• [Records shown]:
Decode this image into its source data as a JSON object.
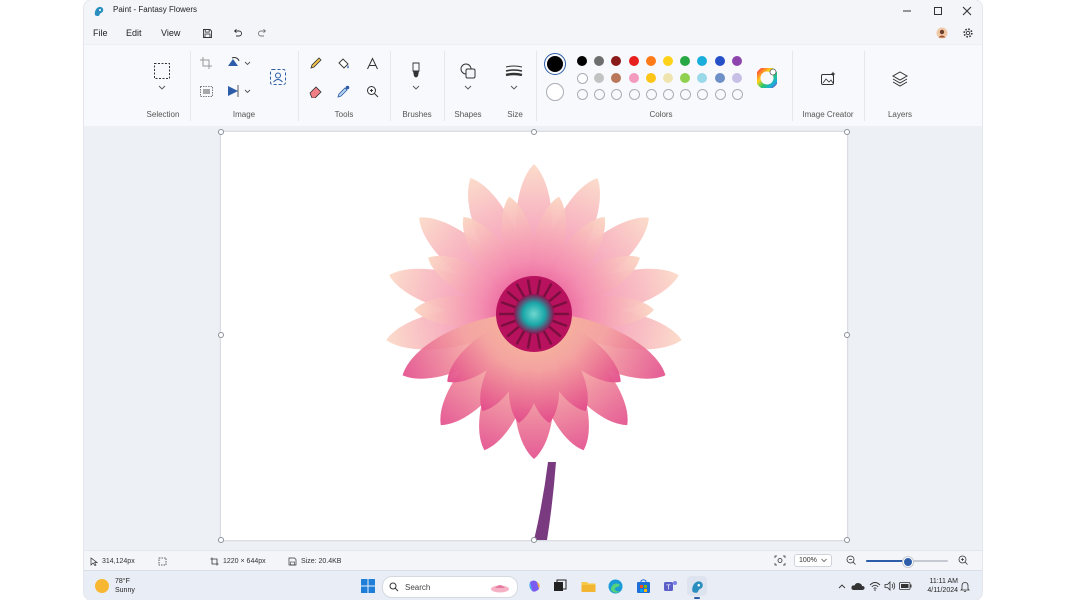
{
  "window": {
    "title": "Paint - Fantasy Flowers"
  },
  "menu": {
    "file": "File",
    "edit": "Edit",
    "view": "View"
  },
  "ribbon": {
    "groups": {
      "selection": "Selection",
      "image": "Image",
      "tools": "Tools",
      "brushes": "Brushes",
      "shapes": "Shapes",
      "size": "Size",
      "colors": "Colors",
      "image_creator": "Image Creator",
      "layers": "Layers"
    },
    "colors": {
      "primary": "#000000",
      "secondary": "#ffffff",
      "palette_row1": [
        "#000000",
        "#6e6e6e",
        "#8b1a1a",
        "#e81f1f",
        "#ff7b1a",
        "#ffd21a",
        "#28a745",
        "#1aaedc",
        "#2650c8",
        "#8e44ad"
      ],
      "palette_row2": [
        "#ffffff",
        "#c3c3c3",
        "#b9785a",
        "#f39bbf",
        "#ffc418",
        "#efe4b0",
        "#8fd14f",
        "#99d9ea",
        "#6f8fc8",
        "#c8bfe7"
      ]
    }
  },
  "status": {
    "cursor_pos": "314,124px",
    "canvas_size": "1220 × 644px",
    "file_size": "Size: 20.4KB",
    "zoom": "100%",
    "zoom_level": 0.5
  },
  "taskbar": {
    "weather": {
      "temp": "78°F",
      "condition": "Sunny"
    },
    "search_placeholder": "Search",
    "clock": {
      "time": "11:11 AM",
      "date": "4/11/2024"
    }
  }
}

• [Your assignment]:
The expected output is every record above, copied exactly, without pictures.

• [Result of the task]:
Decode this image into its source data as a JSON object.
{
  "window": {
    "title": "Paint - Fantasy Flowers"
  },
  "menu": {
    "file": "File",
    "edit": "Edit",
    "view": "View"
  },
  "ribbon": {
    "groups": {
      "selection": "Selection",
      "image": "Image",
      "tools": "Tools",
      "brushes": "Brushes",
      "shapes": "Shapes",
      "size": "Size",
      "colors": "Colors",
      "image_creator": "Image Creator",
      "layers": "Layers"
    },
    "colors": {
      "primary": "#000000",
      "secondary": "#ffffff",
      "palette_row1": [
        "#000000",
        "#6e6e6e",
        "#8b1a1a",
        "#e81f1f",
        "#ff7b1a",
        "#ffd21a",
        "#28a745",
        "#1aaedc",
        "#2650c8",
        "#8e44ad"
      ],
      "palette_row2": [
        "#ffffff",
        "#c3c3c3",
        "#b9785a",
        "#f39bbf",
        "#ffc418",
        "#efe4b0",
        "#8fd14f",
        "#99d9ea",
        "#6f8fc8",
        "#c8bfe7"
      ]
    }
  },
  "status": {
    "cursor_pos": "314,124px",
    "canvas_size": "1220 × 644px",
    "file_size": "Size: 20.4KB",
    "zoom": "100%",
    "zoom_level": 0.5
  },
  "taskbar": {
    "weather": {
      "temp": "78°F",
      "condition": "Sunny"
    },
    "search_placeholder": "Search",
    "clock": {
      "time": "11:11 AM",
      "date": "4/11/2024"
    }
  }
}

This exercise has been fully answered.